Mycobacterium kansasii Infection of the Spine in a Patient With Sarcoidosis: A Case Report and Literature Review

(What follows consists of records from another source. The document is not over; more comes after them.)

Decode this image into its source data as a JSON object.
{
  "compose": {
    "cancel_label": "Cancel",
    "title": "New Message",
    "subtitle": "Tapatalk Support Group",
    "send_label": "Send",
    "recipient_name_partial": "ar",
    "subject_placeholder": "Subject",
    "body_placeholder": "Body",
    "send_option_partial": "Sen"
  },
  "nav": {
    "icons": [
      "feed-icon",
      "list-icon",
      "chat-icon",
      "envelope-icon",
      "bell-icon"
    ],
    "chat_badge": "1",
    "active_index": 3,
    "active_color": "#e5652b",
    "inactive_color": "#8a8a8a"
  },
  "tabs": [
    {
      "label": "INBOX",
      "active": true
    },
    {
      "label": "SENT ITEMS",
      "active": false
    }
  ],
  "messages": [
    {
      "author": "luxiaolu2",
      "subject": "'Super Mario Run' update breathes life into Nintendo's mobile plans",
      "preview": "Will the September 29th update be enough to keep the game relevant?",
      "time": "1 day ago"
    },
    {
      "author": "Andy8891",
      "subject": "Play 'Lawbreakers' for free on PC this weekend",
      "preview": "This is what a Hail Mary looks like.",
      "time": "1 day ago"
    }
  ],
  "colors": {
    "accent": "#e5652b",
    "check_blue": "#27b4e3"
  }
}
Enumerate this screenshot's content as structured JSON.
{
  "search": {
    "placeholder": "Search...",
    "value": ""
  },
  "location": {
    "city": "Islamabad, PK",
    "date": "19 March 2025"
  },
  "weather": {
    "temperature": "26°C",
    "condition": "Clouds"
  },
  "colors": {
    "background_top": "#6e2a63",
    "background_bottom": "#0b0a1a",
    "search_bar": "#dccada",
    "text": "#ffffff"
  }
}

Mycobacterium kansasii is an acid-fast bacillus most commonly associated with pulmonary pathology. Infection of the spine is exceedingly rare, with just three reported cases, two of which were in human immunodeficiency virus and acquired immunodeficiency syndrome patients. This case report presents a case of vertebral osteomyelitis secondary to M. kansasii infection and reviews existing literature on this pathogen. The patient, a 37-year-old male with sarcoidosis, sustained a M. kansasii infection of the spine, resulting in vertebral osteomyelitis of L1 and L2 and discitis of the L1–L2 disc. This finding was confirmed by bone and intervertebral disc biopsy. Initially, the patient was thought to have a compression fracture of L2. However, the decision to perform a biopsy was made because of the patient’s persistent febrile episodes and magnetic resonance imaging findings. The patient did not have any neurological deficits. He was successfully treated with antimicrobials, with no recurrent symptoms at 2-year follow-up. This case is the first reported case of a M. kansasii infection of the spine in a patient with sarcoidosis. Key words: Mycobacterium kansasii, Pott’s disease, sarcoidosis, vertebral osteomyelitis

Wajeeh R. Bakhsh, BA and Addisu Mesfin, MD